My complex analysis textbook says the following:

A set $$\Omega$$ is bounded if there exists $$M > 0$$ such that $$|z| < M$$ whenever $$z \in \Omega$$. In other words, the set $$\Omega$$ is contained in some large disc.

$$|z| < M$$ is an open disc centred at the origin, since an open disc centred at the point $$z_0$$ is defined as $$D_r(z_0) = \{ z \in \mathbb{C} : |z - z_0| < r \}$$; and so we have that a bounded set is $$\{ z \in \Omega : |z| < M \} \subseteq \Omega$$. In other words, the definition is saying that a set is bounded if every point in that set is in an open disc of radius $$M$$ centred at the origin. Am I correct in my understanding of this?

Therefore, this definition of a bounded set is specific to a disc centred at the origin.

Topologically speaking, I don't understand how this is a sensical definition for bounded sets? It seems to me that a definition of bounded sets needs to be more generalisable, rather than anchored to some arbitrary point, such as the origin.

I would greatly appreciate it if people could please take the time to clarify this.

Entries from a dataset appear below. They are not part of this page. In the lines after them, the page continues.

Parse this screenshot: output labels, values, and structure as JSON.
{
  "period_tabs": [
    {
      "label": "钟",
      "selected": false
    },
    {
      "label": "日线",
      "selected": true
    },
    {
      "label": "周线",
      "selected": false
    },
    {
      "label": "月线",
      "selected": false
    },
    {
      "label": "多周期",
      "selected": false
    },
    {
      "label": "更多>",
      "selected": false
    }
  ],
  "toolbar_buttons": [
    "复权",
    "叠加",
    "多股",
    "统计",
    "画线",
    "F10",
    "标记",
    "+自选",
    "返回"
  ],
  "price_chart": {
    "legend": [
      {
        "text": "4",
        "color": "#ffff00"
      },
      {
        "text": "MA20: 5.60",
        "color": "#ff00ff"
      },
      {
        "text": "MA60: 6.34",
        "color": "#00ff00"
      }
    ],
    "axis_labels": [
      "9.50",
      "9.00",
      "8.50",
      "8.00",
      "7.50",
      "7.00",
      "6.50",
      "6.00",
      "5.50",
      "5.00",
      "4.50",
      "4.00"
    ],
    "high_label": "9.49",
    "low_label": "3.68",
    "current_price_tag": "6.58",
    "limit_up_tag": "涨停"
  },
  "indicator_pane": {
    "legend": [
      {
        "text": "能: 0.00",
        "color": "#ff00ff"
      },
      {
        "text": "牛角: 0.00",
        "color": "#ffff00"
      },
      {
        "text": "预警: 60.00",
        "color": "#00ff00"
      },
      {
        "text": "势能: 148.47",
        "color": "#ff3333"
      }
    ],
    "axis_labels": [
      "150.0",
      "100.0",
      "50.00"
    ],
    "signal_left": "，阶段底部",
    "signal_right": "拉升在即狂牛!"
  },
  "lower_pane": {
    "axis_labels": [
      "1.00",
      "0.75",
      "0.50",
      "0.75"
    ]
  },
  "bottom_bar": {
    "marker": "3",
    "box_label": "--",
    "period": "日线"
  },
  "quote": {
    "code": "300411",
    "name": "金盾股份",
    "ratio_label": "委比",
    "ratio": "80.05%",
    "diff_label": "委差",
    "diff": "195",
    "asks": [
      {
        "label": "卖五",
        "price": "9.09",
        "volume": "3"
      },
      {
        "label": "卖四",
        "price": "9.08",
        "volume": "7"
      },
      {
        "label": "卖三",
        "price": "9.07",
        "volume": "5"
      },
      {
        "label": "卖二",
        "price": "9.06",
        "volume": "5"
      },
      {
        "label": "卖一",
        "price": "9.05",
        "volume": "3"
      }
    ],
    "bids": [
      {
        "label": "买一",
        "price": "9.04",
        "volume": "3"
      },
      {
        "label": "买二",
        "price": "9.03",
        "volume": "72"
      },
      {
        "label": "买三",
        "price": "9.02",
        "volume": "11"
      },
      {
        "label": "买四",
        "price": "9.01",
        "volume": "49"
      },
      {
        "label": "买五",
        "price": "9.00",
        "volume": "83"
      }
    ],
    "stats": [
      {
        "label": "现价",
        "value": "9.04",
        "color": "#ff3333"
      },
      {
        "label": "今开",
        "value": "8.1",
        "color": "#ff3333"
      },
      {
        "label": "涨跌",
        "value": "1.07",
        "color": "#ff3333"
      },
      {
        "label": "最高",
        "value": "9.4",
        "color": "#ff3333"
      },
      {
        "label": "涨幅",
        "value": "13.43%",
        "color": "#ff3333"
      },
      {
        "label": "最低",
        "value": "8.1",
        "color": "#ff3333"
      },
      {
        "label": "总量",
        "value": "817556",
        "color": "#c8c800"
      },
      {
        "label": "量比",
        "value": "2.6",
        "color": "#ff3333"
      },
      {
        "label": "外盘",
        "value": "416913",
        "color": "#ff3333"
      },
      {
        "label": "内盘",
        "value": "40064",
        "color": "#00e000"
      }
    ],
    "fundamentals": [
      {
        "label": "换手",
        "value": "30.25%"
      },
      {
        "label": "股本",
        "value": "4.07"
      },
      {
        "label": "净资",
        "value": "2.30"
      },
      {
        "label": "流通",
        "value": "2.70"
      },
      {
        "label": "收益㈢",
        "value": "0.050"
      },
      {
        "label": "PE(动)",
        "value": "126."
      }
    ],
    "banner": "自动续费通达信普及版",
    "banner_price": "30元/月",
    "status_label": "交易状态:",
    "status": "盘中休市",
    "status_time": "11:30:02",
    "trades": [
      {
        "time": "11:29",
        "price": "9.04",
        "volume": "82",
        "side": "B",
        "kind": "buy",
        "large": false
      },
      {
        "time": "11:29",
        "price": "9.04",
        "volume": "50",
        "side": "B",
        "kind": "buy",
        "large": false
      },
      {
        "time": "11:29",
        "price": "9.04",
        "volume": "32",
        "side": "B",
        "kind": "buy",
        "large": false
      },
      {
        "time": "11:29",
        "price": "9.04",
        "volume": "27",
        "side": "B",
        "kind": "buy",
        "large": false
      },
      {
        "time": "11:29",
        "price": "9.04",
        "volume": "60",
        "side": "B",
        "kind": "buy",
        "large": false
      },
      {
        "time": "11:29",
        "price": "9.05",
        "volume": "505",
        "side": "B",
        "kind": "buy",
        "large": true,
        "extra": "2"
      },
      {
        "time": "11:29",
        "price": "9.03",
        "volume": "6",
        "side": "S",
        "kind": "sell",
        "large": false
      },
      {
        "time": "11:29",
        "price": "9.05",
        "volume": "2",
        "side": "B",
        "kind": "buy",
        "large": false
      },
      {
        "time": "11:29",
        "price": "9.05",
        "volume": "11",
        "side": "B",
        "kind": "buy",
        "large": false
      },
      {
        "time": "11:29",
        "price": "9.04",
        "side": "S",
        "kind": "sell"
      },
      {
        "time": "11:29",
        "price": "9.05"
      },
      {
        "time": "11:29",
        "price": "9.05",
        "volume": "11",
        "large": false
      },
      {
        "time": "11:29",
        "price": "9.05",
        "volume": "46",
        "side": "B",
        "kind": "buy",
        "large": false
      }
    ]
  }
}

Notice that if a set is contained in $$D_r(z_0)$$, then that set is contained in $$D_{r+|z_0-z_1|}(z_1)$$ for any $$z_1$$. In other words, the 'anchor' is irrelevant.
• @ThePointer: what this answer is saying is that if a set is contained in some disk centered at $z_0$, then we can translate $z_0$ to any other $z_1\in\mathbb C$ and adjust the radius accordingly. The center of the disk (or the "anchor" point) is irrelevant since adding two finite numbers (the radius plus the distance to the origin, for example) will still be finite. Since the center of the disk isn't important, it is just convenient to let the center be $0$ and avoid having to care about $z_0$. Jun 11 '19 at 4:25